More on the Snug Harbor 2-6-2, before it reached Oregon

In November of 2001 I received several photos by email, in response to my on-line inquiry about the Snug Harbor Railroad equipment from Charleston (Coos Bay) Oregon, which went to the Alton & Pacific in Humboldt County, CA, and subsequently went to Healdsburg, where it possibly still sits.

Here are several of them, from Jim Smith of Seattle, WA (and London, England), with whom I have lost contact. Along with the photos, he gave me permission to use them.

Here are some of his comments, and those of his uncle, Jim James. Perhaps they will be helpful to someone...

Harry,

"My great grandfather, Oscar Coffman and his son-in-law, my grandfather, Rodell James, built that train.

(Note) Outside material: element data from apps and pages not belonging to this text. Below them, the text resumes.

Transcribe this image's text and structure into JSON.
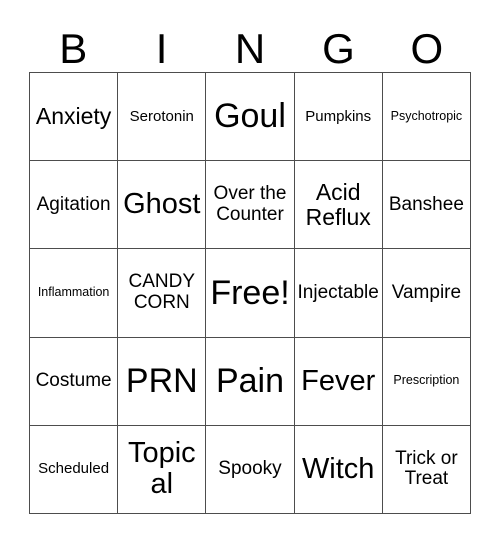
{
  "card": {
    "title": "BINGO",
    "header_letters": [
      "B",
      "I",
      "N",
      "G",
      "O"
    ],
    "rows": [
      [
        {
          "text": "Anxiety",
          "size": "sz-l"
        },
        {
          "text": "Serotonin",
          "size": "sz-s"
        },
        {
          "text": "Goul",
          "size": "sz-xxl"
        },
        {
          "text": "Pumpkins",
          "size": "sz-s"
        },
        {
          "text": "Psychotropic",
          "size": "sz-xs"
        }
      ],
      [
        {
          "text": "Agitation",
          "size": "sz-m"
        },
        {
          "text": "Ghost",
          "size": "sz-xl"
        },
        {
          "text": "Over the Counter",
          "size": "sz-m"
        },
        {
          "text": "Acid Reflux",
          "size": "sz-l"
        },
        {
          "text": "Banshee",
          "size": "sz-m"
        }
      ],
      [
        {
          "text": "Inflammation",
          "size": "sz-xs"
        },
        {
          "text": "CANDY CORN",
          "size": "sz-m"
        },
        {
          "text": "Free!",
          "size": "sz-xxl"
        },
        {
          "text": "Injectable",
          "size": "sz-m"
        },
        {
          "text": "Vampire",
          "size": "sz-m"
        }
      ],
      [
        {
          "text": "Costume",
          "size": "sz-m"
        },
        {
          "text": "PRN",
          "size": "sz-xxl"
        },
        {
          "text": "Pain",
          "size": "sz-xxl"
        },
        {
          "text": "Fever",
          "size": "sz-xl"
        },
        {
          "text": "Prescription",
          "size": "sz-xs"
        }
      ],
      [
        {
          "text": "Scheduled",
          "size": "sz-s"
        },
        {
          "text": "Topical",
          "size": "sz-xl"
        },
        {
          "text": "Spooky",
          "size": "sz-m"
        },
        {
          "text": "Witch",
          "size": "sz-xl"
        },
        {
          "text": "Trick or Treat",
          "size": "sz-m"
        }
      ]
    ],
    "colors": {
      "background": "#ffffff",
      "text": "#000000",
      "grid_line": "#4d4d4d"
    }
  }
}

The two of them built a number of steam locomotives, all by hand in the 30's and 40's.

"The main photo I have of the train refered to as the Snug Harbor Railroad has the following text on the back of the photo:

Bore 3 3/4' Stroke 6'
Pressure to 175#
Drivers 16'
Type 2-6-2
Level Start - approx 11 tons
Tender Cap 200 Gal Oil & Water

Coffman Minature Locomotive Works
Designers and Builders of Pony locomotives
7120 1/2 Canby St
Reseda California

"My grandfather operated this train as a summer amusement ride in the Malibu, CA hills."


Reseda, CA - Shearcut Tool Company (and Coffman Miniature Locomotive works??)



(above) "In the Malibu hills, Summer of 1957. Rody worked me like a slave every weekend" - Jim James, Son of Rodell James

"The Shearcut (Tool?) Co, I believe, was in the complex of buildings where my grandpa, Oscar, had his shop.  I would guess all those old guys were a resource for each other in those days.  All that took place in the Reseda, Sunland and Tujunga area of the San Fernando Valley.

"My dad "made" me work for him, running the train in the Malibu hills at a place called Lake Enchanto in the summer of 1957.  My remembrance is that the layout was a circle/oval, probably less than 100 yards total in circumfrence, next to a somewhat swampy "lake" with rowboats to rent.

"My dad ran the train only on Saturdays and Sundays, from about 10 a.m. until 5 p.m.  We got up early (for a 13 year old, 6 a.m. was early), drove from Redondo Beach [pictured below] to the site, and fired up the loco.  I remember he used a tank type vacuum cleaner (all metal in those days) that he had cut in half to make smaller and used the fan to blow air into the firebox to get steam faster."

 

 

"[The two photos above] are from Sebald Avenue in Redondo Beach, in the post-war period. My grandparents lived there for at least twenty years. Every so often Grandpa would lay out thirty feet of track and run it out to the end of the driveway! I lived in that house as a toddler and later ended up owning a home a few blocks away as an adult.

"The name Sunland Limited came from the Sunland area of the San Fernando Valley where the train was set up earlier in the 1950s, maybe even the late '40s.  The colors used on the locomotive and tender were orange, yellow, and black, similar to the Southern Pacific colors."

And, according to Jim's mother, Margaret: "My memories are limited, [but].. I believe the train was run at a park named Sunland and it could have been in the Tujunga area before it ran at the park in Malibu. I don't remember the name of the park in Malibu."

My Alton & Pacific Page

The Snug Harbor Equipment at Healdsburg

Any questions - or answers?? Please email me.